We did run into an issue with charging, however. The Zenfone 9 comes with a 30W charger that should, theoretically, help the phone recharge rather quickly. But in our testing, we noticed wild inconsistencies with the Zenfone 9’s charging.
We reached out to Asus for help, and even though we checked to make sure that no rogue setting had been enabled, we only saw the Zenfone 9 get up to 30% after half-an-hour — well off the pace of flagships from Apple and Samsung. It’s possible that our review unit is defective in some way, since it took much longer than it should have to recharge to 100%.

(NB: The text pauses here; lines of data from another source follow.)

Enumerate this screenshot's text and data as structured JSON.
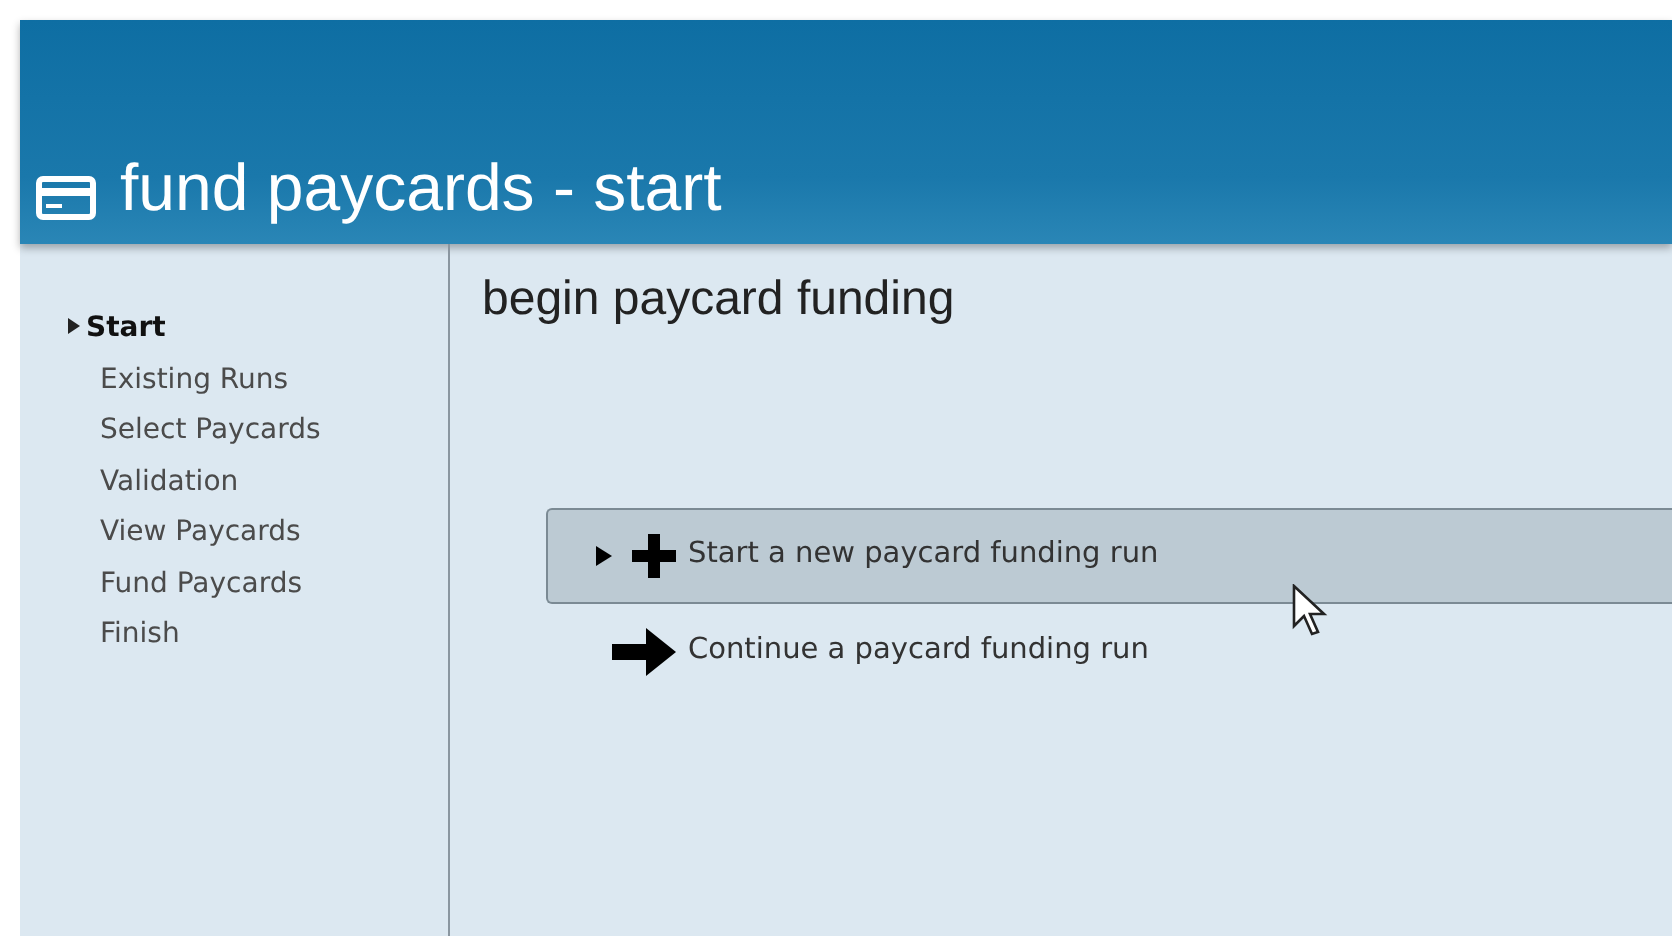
{
  "header": {
    "title": "fund paycards - start"
  },
  "sidebar": {
    "items": [
      {
        "label": "Start",
        "selected": true
      },
      {
        "label": "Existing Runs",
        "selected": false
      },
      {
        "label": "Select Paycards",
        "selected": false
      },
      {
        "label": "Validation",
        "selected": false
      },
      {
        "label": "View Paycards",
        "selected": false
      },
      {
        "label": "Fund Paycards",
        "selected": false
      },
      {
        "label": "Finish",
        "selected": false
      }
    ]
  },
  "content": {
    "heading": "begin paycard funding",
    "options": [
      {
        "kind": "new",
        "label": "Start a new paycard funding run",
        "selected": true
      },
      {
        "kind": "continue",
        "label": "Continue a paycard funding run",
        "selected": false
      }
    ]
  }
}
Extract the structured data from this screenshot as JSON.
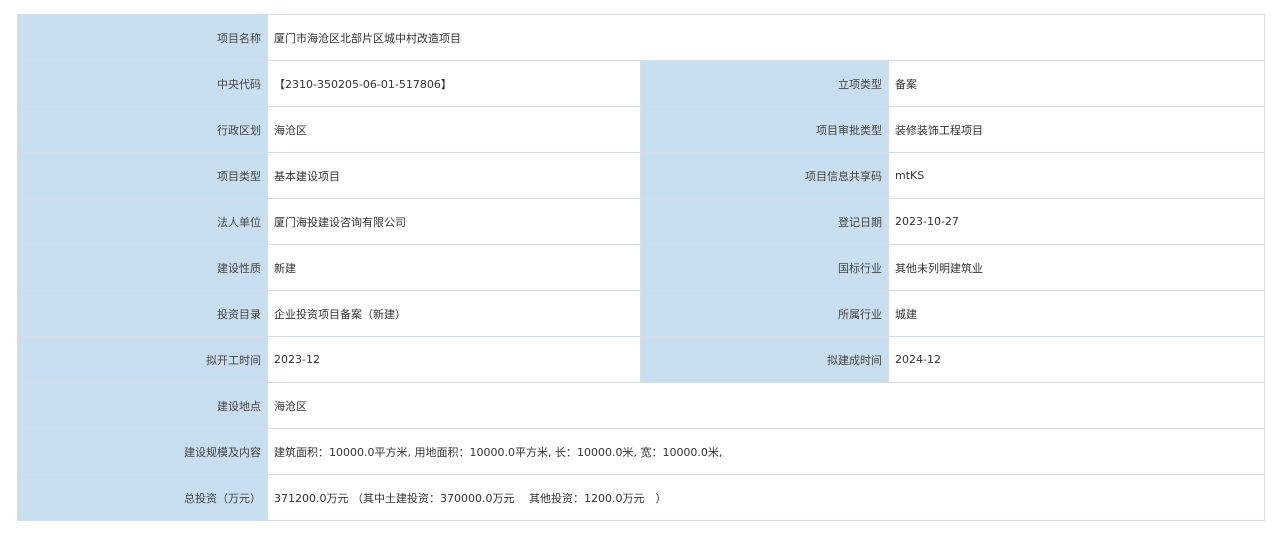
{
  "colors": {
    "label_bg": "#c9dfef",
    "border": "#d6dde4",
    "text": "#333333"
  },
  "rows": [
    {
      "label": "项目名称",
      "value": "厦门市海沧区北部片区城中村改造项目"
    },
    {
      "label": "中央代码",
      "value": "【2310-350205-06-01-517806】",
      "label2": "立项类型",
      "value2": "备案"
    },
    {
      "label": "行政区划",
      "value": "海沧区",
      "label2": "项目审批类型",
      "value2": "装修装饰工程项目"
    },
    {
      "label": "项目类型",
      "value": "基本建设项目",
      "label2": "项目信息共享码",
      "value2": "mtKS"
    },
    {
      "label": "法人单位",
      "value": "厦门海投建设咨询有限公司",
      "label2": "登记日期",
      "value2": "2023-10-27"
    },
    {
      "label": "建设性质",
      "value": "新建",
      "label2": "国标行业",
      "value2": "其他未列明建筑业"
    },
    {
      "label": "投资目录",
      "value": "企业投资项目备案（新建）",
      "label2": "所属行业",
      "value2": "城建"
    },
    {
      "label": "拟开工时间",
      "value": "2023-12",
      "label2": "拟建成时间",
      "value2": "2024-12"
    },
    {
      "label": "建设地点",
      "value": "海沧区"
    },
    {
      "label": "建设规模及内容",
      "value": "建筑面积：10000.0平方米, 用地面积：10000.0平方米, 长：10000.0米, 宽：10000.0米,"
    },
    {
      "label": "总投资（万元）",
      "value": "371200.0万元 （其中土建投资：370000.0万元　 其他投资：1200.0万元　）"
    }
  ]
}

I’m willing to give this phone that benefit of the doubt, especially since I did not notice this issue using a different charger (an Asus 18W brick from an older phone) altogether. That makes me think the charger Asus provided with the Zenfone 9 might have an issue and not the phone itself.
Asus Zenfone 9 review: Software
In the last few years, Asus has focused on providing a useful “stock-plus” Android experience with its ZenUI software. What I mean by that is it’s stock Android like you’d find on a Pixel, but with useful features added in. Back in the day, this meant things like theming options, extra gestures and shortcuts, etc. The Zenfone 9 continues this legacy, but with Android 12 underneath.
On the surface, you might think it’s just Android 12 with different sound effects. Material You in all its glory is here, but when you start digging into the settings, you find a large handful of options available to you should you want them. That includes the Smart key built into the power button/fingerprint sensor, the Game Genie ripped right from the ROG Phone series to maximize the Zenfone 9’s gaming potential, and the Edge tool which acts like a taskbar you can access with a swipe.
The Smart key is one of my favorite features built into ZenUI. It recognizes three inputs: swipe, double press and long press. The former is mapped to activating the notification shade, making it super easy to check your notifications or access your Quick Settings tiles. I currently have a long press mapped to the power menu and a double press to voice input. You can also create a shortcut for a double tap on the back of the phone, which I have to set to activate Assistant. However, you have several choices available to you.
Asus has been a partner in the Android beta programs for a couple of years now. The company can be a bit slow to get updates out, but they do come eventually. The Taiwanese phone maker also lets you unlock most of its phones’ bootloaders if you’re into that scene.
Asus Zenfone 9 review: Verdict
The Zenfone 9 is what you get when a company goes all out on creating a small flagship. While this handset might lack the ludicrous amount of features that its ROG Phone 6 Pro cousin offers, it still packs a serious punch. Its hardware is some of the best you can get, the phone has great battery life (especially given that 4,300 mAh capacity), and its software is actually nice to use.
Starting at $699, the Zenfone 9 drives a hard bargain. Other phones in its price range don’t have the latest Snapdragon 8 Plus Gen 1 chipset — the closest is the Galaxy S22 with its Snapdragon 8 Gen 1. Granted, the iPhone 13 mini is still more powerful than the Zenfone 9, but it has inferior battery life. Asus has proved that small phones don’t need to be longevity wimps.
I like the Zenfone 9. It has earned a permanent place on my desk as my new backup phone. It’s almost comical picking it up after using my iPhone 13 Pro Max daily driver, but I’m all here for the hilarity. The fact that the phone itself is awesome is just icing on the cake.
I saw your article in Tom's guide. When I research the phone, people complain that it does not work well with us carriers. I currently use t-mobile. Can you shed any light on their problems?
I really need a small phone with a long battery life. As this is your standby phone, it should do more than I will ever need. I mainly use voice, text and waze.
Any help would be most appreciated. Also I found your article to be top notch. Easy to find details and to the point.